Look through the records that follow. Copy every line containing the word "ByLayer".

***

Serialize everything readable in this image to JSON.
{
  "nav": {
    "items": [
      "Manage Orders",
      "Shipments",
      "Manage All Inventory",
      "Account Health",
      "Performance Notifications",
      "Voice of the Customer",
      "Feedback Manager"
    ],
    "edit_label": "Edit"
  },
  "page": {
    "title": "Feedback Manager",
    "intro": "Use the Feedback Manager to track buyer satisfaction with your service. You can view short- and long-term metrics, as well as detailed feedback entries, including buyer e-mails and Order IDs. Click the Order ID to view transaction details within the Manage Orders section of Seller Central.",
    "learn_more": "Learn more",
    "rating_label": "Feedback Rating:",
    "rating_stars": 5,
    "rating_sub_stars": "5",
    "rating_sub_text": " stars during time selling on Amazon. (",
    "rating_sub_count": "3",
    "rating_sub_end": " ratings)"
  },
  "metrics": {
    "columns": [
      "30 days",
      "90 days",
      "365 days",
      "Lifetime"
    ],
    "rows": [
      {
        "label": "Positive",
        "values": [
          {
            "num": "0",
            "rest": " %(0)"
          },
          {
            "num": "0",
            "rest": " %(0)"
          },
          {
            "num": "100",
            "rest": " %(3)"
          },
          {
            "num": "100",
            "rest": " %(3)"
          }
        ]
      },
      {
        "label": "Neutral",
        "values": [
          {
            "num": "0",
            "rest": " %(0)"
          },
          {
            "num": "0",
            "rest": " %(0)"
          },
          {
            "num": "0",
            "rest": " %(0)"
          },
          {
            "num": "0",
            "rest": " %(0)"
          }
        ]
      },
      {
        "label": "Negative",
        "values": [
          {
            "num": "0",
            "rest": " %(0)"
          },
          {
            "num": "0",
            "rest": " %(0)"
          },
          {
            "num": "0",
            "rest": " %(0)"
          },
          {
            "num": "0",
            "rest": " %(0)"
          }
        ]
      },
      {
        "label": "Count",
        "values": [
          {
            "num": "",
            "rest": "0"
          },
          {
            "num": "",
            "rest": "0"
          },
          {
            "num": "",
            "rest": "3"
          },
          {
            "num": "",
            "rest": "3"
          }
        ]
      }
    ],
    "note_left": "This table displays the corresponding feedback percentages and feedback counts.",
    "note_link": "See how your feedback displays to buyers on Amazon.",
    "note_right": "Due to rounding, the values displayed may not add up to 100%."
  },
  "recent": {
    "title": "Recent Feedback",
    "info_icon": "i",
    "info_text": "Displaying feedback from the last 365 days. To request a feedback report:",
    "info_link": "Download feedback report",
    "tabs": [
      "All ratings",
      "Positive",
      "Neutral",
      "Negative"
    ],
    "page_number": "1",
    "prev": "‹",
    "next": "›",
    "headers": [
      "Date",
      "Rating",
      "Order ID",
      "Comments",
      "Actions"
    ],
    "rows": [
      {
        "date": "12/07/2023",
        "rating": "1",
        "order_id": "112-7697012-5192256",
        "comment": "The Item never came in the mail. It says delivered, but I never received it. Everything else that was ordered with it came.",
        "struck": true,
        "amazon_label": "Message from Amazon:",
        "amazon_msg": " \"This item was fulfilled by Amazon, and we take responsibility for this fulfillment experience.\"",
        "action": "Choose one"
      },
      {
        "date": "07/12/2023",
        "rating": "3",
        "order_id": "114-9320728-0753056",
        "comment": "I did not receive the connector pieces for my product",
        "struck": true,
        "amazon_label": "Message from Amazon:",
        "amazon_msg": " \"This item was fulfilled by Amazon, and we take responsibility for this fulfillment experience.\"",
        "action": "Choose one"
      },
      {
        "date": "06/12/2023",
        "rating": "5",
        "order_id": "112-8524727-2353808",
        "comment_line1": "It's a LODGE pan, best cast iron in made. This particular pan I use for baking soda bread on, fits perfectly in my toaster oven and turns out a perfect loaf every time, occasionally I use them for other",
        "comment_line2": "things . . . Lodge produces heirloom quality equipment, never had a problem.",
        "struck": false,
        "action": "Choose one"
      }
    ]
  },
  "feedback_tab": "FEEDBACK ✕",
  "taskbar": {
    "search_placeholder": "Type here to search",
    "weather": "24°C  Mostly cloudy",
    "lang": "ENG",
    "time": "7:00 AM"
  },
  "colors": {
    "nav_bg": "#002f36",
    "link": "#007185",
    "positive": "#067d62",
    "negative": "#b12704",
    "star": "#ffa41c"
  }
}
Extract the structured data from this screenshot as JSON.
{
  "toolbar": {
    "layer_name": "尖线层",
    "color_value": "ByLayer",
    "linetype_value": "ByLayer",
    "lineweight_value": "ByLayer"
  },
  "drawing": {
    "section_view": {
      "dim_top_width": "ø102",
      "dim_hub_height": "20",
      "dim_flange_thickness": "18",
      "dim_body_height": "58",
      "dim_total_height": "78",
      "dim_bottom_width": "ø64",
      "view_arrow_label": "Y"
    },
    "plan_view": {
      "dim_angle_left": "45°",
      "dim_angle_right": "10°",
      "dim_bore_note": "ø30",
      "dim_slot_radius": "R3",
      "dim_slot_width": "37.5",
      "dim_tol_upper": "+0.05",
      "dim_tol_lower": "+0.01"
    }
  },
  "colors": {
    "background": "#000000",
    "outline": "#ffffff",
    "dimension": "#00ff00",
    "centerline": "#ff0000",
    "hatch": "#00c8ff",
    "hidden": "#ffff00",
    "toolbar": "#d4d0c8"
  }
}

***

RESPONSE ▸
    "color_value": "ByLayer",
    "linetype_value": "ByLayer",
    "lineweight_value": "ByLayer"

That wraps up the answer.